JACKSONVILLE, Fla. — One of the major reasons for the Jacksonville Jaguars’ turnaround from one of the league’s worst franchises to nearly reaching the Super Bowl was the culture change initiated by executive vice president of football operations Tom Coughlin and head coach Doug Marrone.
It started the moment Coughlin was hired in January, and then it built throughout organized team activities, minicamp and a physically and mentally exhausting training camp that was much tougher than what the veterans had experienced in previous seasons in Jacksonville.
Players credited those things for the accountability, discipline and chemistry that played a significant role in the Jaguars’ first division title since 1999 and first playoff appearance since 2007.
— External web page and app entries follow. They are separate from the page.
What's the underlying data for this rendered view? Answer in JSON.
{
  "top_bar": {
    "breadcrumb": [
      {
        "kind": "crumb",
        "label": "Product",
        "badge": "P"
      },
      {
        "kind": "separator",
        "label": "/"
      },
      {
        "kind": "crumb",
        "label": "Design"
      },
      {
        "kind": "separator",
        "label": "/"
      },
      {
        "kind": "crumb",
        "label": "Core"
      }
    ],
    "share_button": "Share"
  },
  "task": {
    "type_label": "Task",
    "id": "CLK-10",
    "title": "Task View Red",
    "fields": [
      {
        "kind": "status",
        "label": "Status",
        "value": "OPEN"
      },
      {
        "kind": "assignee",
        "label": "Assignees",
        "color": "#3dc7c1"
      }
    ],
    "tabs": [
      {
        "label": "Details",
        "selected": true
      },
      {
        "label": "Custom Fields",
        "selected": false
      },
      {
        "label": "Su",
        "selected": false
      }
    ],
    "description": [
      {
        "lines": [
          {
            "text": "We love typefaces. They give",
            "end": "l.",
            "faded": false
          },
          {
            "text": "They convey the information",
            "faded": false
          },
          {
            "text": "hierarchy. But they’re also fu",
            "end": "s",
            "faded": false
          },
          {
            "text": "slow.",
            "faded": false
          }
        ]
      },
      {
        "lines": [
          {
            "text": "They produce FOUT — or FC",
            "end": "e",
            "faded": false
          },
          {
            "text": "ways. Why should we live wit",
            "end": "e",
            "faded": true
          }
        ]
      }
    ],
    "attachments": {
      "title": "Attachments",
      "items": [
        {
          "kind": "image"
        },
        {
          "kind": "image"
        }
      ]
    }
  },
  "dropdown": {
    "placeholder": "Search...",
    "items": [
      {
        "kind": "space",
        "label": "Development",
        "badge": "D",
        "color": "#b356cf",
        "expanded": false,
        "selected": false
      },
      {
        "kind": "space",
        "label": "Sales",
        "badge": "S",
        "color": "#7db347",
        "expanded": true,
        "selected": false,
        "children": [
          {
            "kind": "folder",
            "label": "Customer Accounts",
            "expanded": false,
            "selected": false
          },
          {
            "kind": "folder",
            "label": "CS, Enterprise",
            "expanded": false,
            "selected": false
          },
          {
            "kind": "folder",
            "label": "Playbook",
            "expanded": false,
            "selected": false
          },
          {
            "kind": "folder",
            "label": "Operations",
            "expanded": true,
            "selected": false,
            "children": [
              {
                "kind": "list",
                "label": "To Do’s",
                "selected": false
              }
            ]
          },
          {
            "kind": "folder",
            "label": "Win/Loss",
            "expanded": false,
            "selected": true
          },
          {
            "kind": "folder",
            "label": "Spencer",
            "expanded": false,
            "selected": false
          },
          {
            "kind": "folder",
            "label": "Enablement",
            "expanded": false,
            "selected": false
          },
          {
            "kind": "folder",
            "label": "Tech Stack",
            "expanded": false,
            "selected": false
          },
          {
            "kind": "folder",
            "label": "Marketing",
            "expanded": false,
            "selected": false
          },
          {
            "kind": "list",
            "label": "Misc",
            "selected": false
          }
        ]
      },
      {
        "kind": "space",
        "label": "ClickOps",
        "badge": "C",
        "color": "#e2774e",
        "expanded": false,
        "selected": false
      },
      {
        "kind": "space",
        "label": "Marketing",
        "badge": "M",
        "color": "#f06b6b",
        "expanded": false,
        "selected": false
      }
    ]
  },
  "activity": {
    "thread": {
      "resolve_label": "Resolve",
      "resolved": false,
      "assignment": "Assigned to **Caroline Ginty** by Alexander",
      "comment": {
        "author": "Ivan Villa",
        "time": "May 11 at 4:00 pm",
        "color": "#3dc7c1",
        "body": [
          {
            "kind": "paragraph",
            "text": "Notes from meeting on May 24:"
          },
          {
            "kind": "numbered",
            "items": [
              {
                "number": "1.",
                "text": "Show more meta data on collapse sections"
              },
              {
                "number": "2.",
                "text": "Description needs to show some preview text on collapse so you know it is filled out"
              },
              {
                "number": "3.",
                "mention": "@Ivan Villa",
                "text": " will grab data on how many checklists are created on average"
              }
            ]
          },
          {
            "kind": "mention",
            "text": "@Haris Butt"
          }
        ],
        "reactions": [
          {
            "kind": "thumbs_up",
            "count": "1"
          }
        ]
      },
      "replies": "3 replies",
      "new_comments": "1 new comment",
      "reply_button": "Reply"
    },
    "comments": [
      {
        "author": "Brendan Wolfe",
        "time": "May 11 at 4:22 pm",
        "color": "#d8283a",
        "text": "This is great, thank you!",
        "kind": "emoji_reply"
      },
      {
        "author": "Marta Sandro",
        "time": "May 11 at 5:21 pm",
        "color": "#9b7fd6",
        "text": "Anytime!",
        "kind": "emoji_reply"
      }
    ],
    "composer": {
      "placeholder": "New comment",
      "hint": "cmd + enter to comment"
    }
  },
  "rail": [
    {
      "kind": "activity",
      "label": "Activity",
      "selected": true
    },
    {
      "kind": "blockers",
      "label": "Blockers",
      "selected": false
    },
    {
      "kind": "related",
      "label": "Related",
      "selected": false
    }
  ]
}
All of those things, however, mean absolutely nothing right now. Marrone said he has to start all over when the offseason conditioning program begins in mid-April. Every team is different, and assuming the 2018 Jaguars will pick up exactly where the 2017 team left off in terms of the culture change would be irresponsible.
“People will say the culture has changed and all that stuff and now they have a foundation. I have seen and been a part of places where we have made mistakes before where we have taken that for granted that you have that,” Marrone said. “You can’t do that as a coach. For me, when we really start, it will be going back and building on those fundamentals, because the team fluctuates and changes.”
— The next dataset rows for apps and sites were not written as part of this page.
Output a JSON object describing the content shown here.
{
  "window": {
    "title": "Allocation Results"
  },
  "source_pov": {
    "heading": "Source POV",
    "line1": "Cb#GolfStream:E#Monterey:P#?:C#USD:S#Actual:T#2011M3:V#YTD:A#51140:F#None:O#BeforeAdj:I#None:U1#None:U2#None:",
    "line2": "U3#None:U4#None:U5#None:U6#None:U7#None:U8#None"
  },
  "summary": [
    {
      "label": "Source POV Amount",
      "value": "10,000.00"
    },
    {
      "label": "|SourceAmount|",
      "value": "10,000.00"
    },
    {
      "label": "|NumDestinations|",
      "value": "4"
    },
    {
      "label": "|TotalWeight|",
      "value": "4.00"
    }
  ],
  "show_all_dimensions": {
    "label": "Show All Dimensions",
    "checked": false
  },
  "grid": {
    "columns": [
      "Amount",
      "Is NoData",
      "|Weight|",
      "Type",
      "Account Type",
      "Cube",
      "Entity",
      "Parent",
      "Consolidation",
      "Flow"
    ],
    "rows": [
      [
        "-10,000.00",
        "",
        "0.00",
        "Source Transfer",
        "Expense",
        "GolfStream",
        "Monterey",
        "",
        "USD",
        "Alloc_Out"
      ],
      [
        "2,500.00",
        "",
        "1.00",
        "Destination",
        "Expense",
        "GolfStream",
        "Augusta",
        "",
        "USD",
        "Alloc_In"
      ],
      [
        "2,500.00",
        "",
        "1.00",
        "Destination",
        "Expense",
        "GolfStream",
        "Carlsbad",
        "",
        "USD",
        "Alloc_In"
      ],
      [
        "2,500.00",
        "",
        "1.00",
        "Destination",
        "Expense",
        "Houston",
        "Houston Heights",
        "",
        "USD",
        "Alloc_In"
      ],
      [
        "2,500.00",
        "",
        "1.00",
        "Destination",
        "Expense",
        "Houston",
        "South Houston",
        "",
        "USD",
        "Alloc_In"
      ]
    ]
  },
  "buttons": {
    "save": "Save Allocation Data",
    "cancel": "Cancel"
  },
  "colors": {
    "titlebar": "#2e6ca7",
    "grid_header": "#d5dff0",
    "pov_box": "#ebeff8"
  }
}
Marrone likened it to building a home. If the foundation is constructed properly, then the rest of the construction built upon that will be solid. If there are issues with the foundation, though, there eventually will be problems.
In other words, if Marrone and Coughlin don’t approach their second season the way they did their first, things might be great in August and September, but there could be issues by November and December — the two most critical months of the season.
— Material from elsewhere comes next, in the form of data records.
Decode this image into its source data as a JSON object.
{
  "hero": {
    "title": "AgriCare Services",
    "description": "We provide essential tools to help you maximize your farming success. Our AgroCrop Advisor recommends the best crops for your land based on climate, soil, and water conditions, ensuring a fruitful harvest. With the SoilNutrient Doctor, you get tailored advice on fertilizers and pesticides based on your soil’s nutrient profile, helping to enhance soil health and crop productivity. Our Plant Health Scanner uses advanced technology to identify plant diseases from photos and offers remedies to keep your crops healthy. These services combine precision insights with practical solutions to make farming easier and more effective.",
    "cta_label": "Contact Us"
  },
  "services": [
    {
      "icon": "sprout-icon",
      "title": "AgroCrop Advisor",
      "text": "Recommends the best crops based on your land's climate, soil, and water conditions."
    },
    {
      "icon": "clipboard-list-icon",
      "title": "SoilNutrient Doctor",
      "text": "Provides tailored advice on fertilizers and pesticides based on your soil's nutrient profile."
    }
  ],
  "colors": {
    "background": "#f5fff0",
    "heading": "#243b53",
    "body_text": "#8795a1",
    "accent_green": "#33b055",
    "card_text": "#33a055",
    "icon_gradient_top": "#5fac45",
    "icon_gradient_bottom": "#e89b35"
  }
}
“If there are a lot of people that have come back and everyone has bought in, that foundation will go a little quicker,” Marrone said. “The worst thing that can happen is that we say we’re going to go ahead and all of a sudden you find out that there is a crack somewhere in that foundation. The rest of the work doesn’t matter.”
Defensive tackle Malik Jackson finished his second season with the Jaguars in 2017, so he was around for only one terrible season. There are players in that locker room, however, who until 2017 had experienced nothing but season after season of double-digit losses.
So going 10-6, beating Buffalo and Pittsburgh, reaching the AFC Championship Game and nearly beating the New England Patriots in Gillette Stadium was a wonderful experience. However, it doesn’t automatically mean the Jaguars are now going to be an annual contender to reach the Super Bowl like the Patriots and Steelers.
Jackson knows what the team experienced in 2017 to get there, so he’s 100 percent onboard with starting from the bottom and rebuilding the chemistry, accountability and discipline.
“Bringing the leadership in here with Coach Marrone and Coach Coughlin, and just everybody working together to get this locker room together and letting everybody know that the old Jags from previous years are gone and this is a new team here under new management,” Jackson said. “We acted like it and we played like it and we’ve got to continue to do it.”